- _RAW DATA_
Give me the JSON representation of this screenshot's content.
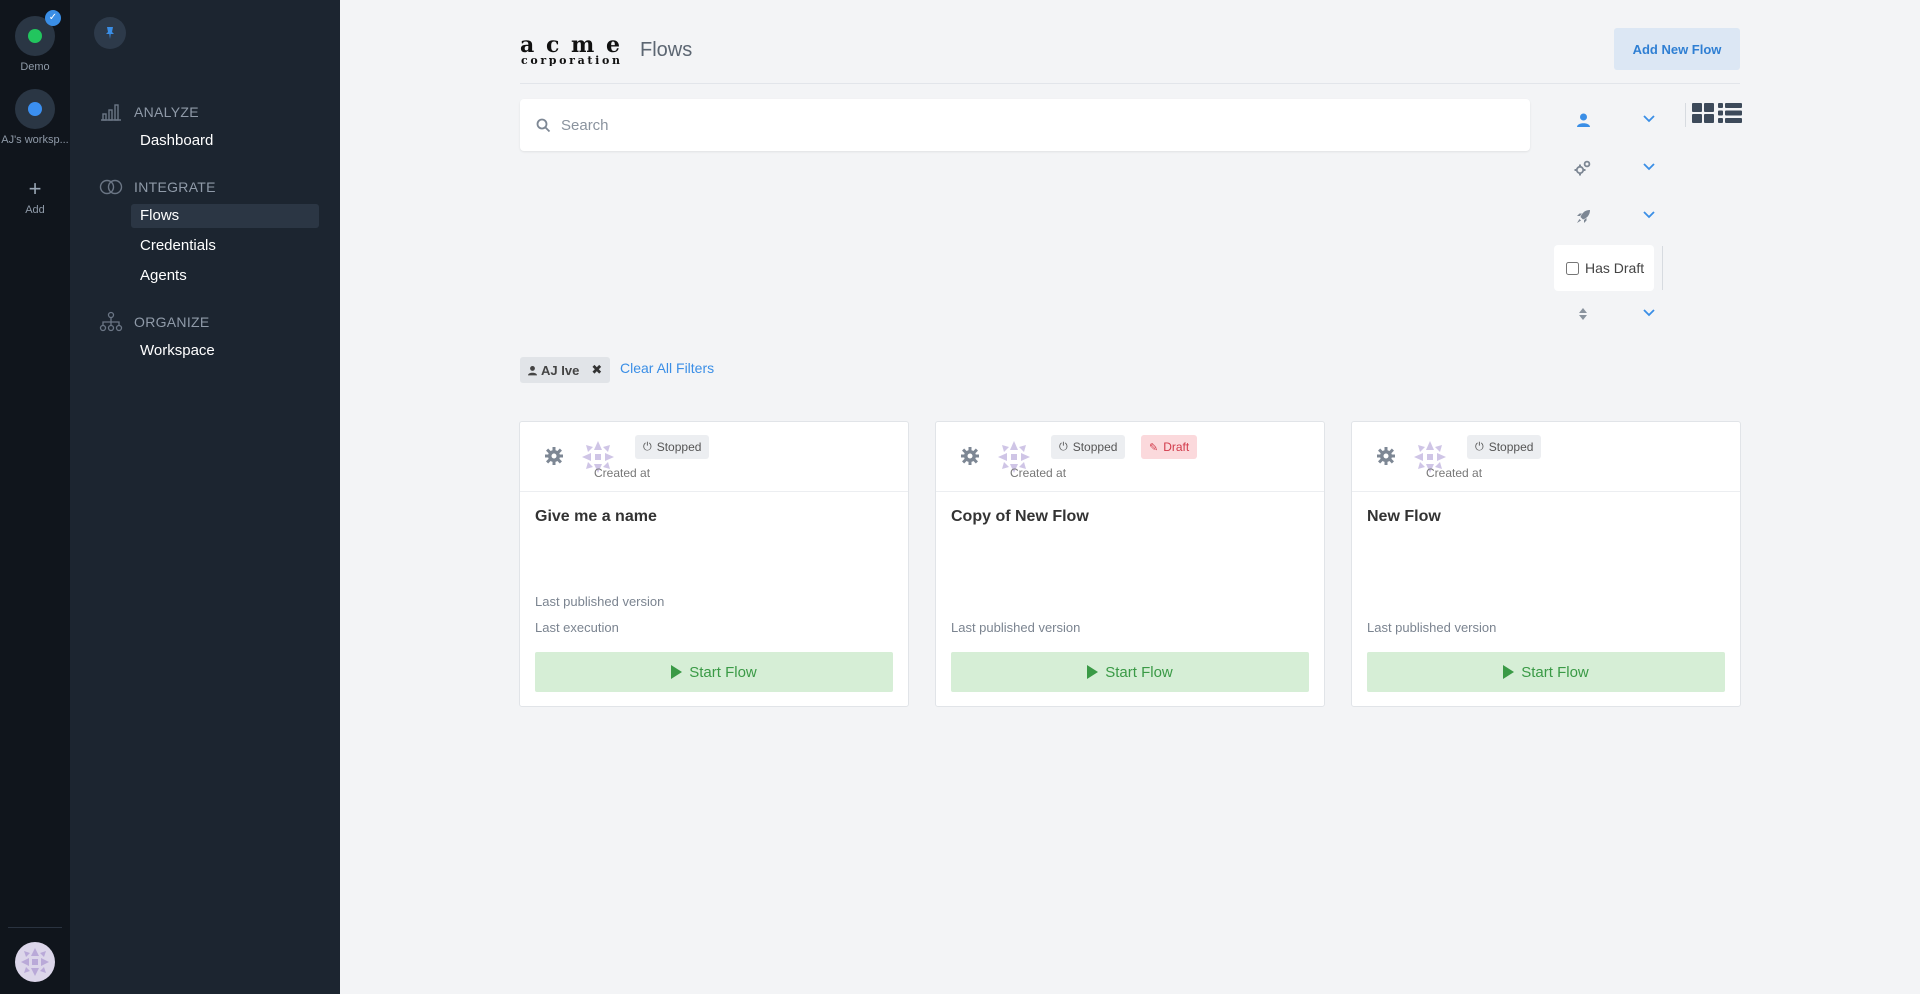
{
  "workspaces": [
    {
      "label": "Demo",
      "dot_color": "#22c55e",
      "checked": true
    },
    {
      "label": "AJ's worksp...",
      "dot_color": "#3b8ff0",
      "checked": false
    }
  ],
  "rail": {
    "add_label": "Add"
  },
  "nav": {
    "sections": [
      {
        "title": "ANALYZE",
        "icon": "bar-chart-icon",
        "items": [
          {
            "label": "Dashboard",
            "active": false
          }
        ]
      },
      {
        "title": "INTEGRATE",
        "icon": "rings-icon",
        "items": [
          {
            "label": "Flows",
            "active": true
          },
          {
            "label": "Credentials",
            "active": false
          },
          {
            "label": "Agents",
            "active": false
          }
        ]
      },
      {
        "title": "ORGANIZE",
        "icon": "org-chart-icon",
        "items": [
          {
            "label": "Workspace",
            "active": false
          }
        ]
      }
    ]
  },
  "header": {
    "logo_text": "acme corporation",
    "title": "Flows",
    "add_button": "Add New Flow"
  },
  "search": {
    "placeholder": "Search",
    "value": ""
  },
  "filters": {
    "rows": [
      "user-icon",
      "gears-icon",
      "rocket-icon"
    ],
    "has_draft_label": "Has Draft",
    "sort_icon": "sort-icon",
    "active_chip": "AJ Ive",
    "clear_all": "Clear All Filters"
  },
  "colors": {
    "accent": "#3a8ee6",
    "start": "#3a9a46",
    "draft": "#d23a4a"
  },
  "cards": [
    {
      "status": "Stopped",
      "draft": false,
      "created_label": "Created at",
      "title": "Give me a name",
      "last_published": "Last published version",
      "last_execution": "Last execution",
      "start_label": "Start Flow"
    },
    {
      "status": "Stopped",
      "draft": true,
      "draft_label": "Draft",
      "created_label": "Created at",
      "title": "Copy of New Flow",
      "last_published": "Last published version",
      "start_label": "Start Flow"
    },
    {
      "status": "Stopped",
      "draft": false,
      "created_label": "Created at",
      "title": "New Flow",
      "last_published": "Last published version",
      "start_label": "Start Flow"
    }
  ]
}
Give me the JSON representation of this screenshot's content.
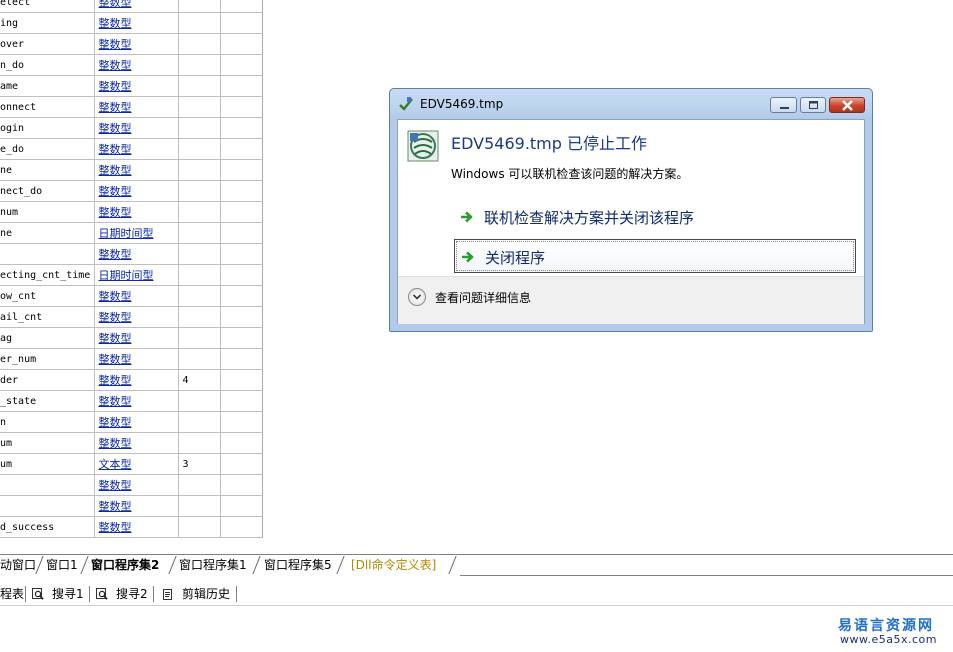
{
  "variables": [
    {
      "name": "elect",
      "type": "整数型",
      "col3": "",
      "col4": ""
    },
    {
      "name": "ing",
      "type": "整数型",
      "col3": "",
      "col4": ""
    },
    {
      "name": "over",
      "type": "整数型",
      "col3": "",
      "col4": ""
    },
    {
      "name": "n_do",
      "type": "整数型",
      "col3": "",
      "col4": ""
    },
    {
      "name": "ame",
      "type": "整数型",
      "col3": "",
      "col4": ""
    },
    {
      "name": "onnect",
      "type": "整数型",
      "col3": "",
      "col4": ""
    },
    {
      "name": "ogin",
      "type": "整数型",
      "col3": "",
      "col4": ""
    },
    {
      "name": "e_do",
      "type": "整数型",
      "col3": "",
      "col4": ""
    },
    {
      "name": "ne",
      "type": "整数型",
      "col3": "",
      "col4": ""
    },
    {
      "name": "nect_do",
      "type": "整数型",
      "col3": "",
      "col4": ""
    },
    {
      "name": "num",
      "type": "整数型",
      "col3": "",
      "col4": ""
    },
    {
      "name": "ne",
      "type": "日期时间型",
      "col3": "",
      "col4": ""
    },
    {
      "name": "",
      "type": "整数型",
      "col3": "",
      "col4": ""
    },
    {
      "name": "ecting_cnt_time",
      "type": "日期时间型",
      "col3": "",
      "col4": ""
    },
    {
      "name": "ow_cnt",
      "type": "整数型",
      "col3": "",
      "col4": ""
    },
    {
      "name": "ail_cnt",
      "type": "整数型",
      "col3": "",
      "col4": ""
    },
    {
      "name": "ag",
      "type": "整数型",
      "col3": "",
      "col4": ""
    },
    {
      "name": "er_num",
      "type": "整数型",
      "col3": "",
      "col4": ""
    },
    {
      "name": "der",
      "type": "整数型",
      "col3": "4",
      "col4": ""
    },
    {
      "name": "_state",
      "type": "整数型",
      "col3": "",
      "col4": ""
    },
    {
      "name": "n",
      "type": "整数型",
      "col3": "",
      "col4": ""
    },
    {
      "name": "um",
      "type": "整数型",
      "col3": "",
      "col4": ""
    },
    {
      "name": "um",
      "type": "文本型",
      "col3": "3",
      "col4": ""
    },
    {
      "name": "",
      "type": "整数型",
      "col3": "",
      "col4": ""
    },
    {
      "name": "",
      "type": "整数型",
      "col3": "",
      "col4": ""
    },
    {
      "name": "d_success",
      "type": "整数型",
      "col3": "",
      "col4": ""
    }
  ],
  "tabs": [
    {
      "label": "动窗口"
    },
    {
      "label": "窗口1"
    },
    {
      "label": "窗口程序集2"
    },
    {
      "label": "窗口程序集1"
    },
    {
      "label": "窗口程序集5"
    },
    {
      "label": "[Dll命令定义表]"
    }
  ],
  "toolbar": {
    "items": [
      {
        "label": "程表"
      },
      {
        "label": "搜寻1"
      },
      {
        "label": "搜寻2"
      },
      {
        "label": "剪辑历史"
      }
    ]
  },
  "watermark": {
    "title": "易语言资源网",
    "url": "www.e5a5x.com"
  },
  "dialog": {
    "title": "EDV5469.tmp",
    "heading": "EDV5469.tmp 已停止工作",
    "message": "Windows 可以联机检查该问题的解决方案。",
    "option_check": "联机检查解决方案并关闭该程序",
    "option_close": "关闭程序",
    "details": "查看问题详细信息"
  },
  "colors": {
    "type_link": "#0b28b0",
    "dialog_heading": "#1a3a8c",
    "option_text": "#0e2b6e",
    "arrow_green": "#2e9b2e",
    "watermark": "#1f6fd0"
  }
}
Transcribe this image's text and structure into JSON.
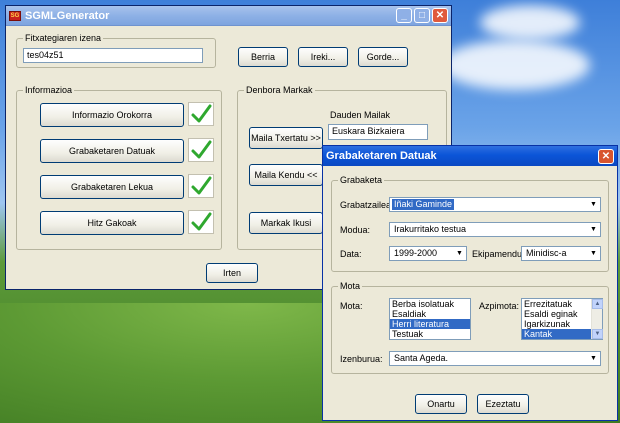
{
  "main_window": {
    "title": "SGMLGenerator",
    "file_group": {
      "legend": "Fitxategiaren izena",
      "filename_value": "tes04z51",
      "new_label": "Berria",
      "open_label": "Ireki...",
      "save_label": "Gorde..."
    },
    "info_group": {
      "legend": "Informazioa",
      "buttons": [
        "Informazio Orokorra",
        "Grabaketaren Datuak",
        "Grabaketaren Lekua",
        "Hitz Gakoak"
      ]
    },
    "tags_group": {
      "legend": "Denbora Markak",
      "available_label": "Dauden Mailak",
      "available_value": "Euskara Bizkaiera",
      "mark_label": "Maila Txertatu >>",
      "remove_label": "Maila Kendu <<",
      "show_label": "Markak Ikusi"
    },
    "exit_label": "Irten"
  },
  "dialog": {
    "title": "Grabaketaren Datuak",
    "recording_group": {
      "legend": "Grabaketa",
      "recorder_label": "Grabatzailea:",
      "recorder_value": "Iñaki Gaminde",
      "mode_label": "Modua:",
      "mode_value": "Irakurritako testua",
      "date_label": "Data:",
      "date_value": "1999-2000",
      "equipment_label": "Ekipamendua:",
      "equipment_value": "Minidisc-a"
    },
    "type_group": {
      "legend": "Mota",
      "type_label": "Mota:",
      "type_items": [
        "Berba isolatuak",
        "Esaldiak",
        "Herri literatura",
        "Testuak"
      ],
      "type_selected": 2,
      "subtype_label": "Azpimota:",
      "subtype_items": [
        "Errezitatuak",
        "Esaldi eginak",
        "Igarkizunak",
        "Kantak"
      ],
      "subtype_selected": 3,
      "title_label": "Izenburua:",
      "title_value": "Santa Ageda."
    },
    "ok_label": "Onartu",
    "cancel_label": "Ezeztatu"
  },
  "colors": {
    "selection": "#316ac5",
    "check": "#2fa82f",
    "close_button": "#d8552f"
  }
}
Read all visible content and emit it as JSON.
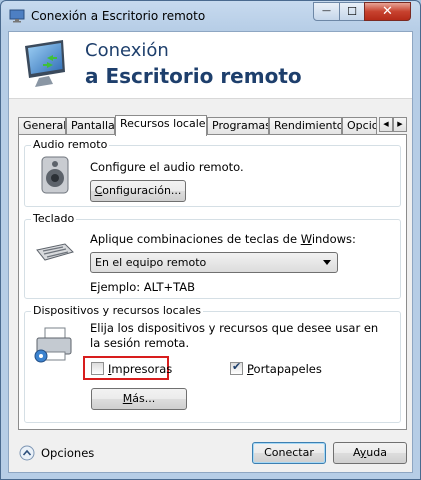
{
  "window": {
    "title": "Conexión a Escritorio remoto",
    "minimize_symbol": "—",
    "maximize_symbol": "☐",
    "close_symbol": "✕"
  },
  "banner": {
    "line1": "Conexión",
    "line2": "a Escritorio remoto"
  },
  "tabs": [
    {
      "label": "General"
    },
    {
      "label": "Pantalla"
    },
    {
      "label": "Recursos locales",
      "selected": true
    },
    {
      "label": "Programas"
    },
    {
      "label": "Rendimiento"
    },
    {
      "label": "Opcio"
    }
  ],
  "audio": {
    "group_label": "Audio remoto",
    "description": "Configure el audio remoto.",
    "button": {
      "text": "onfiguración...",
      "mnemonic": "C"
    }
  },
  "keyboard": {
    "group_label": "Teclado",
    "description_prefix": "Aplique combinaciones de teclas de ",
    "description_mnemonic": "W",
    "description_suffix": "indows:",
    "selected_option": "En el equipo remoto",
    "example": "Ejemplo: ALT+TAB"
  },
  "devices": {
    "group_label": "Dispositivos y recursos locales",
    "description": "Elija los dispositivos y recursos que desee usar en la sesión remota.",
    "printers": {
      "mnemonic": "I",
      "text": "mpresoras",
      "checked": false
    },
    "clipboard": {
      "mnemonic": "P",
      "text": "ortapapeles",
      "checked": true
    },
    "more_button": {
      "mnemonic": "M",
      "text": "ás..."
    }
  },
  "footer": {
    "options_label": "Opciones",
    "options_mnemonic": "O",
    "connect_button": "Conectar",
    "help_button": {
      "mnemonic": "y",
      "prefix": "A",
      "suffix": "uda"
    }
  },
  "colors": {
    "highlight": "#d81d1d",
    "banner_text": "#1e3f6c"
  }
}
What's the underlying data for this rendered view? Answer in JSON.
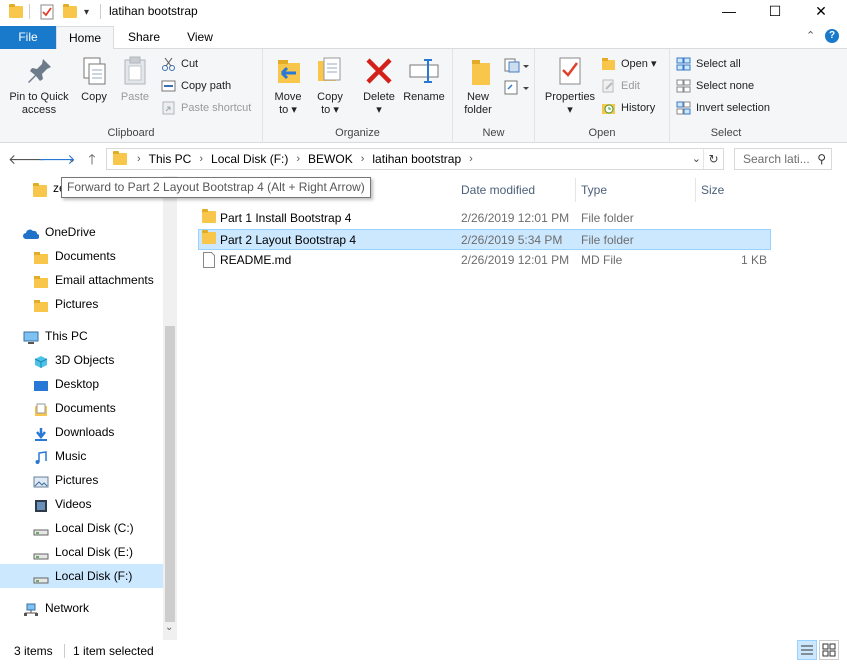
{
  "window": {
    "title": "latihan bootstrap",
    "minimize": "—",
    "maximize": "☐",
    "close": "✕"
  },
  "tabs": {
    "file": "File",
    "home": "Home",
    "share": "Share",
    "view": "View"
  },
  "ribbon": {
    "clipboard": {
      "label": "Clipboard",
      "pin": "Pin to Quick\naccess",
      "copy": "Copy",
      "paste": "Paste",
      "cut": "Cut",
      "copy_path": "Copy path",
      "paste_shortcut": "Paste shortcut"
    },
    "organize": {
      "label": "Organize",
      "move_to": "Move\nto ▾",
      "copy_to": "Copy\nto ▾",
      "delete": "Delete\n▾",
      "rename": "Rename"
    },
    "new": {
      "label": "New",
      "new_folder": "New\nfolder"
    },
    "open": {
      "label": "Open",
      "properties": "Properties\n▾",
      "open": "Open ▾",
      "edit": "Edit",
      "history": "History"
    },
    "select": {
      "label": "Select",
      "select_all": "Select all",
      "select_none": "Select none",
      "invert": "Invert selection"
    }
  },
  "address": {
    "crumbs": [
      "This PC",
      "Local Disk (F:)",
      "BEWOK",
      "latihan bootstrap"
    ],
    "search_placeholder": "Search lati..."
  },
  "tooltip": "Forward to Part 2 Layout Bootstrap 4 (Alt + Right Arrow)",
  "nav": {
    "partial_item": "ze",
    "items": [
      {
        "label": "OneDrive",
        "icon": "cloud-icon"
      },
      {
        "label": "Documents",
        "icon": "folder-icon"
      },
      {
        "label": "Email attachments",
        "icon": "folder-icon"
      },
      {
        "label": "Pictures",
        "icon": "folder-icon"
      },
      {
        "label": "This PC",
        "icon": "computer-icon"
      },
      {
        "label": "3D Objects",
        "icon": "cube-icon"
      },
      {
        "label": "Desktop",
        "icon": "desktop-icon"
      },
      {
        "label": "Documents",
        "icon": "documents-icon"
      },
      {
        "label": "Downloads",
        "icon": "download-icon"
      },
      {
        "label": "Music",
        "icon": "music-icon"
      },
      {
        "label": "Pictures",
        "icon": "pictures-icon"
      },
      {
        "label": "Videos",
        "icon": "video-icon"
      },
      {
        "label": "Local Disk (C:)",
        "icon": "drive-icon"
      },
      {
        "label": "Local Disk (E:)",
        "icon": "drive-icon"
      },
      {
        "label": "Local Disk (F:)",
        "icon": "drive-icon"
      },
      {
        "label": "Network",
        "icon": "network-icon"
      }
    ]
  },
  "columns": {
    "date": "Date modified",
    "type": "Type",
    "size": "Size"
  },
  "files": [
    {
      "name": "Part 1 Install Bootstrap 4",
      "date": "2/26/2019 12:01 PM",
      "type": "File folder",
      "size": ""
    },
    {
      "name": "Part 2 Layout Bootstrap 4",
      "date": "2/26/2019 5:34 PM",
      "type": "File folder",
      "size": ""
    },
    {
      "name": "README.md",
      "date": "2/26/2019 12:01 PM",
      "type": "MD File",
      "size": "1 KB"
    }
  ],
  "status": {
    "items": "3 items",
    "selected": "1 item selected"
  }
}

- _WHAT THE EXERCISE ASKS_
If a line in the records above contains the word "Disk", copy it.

- _ANSWER TO THIS PROBLEM_
      "Local Disk (F:)",
        "label": "Local Disk (C:)",
        "label": "Local Disk (E:)",
        "label": "Local Disk (F:)",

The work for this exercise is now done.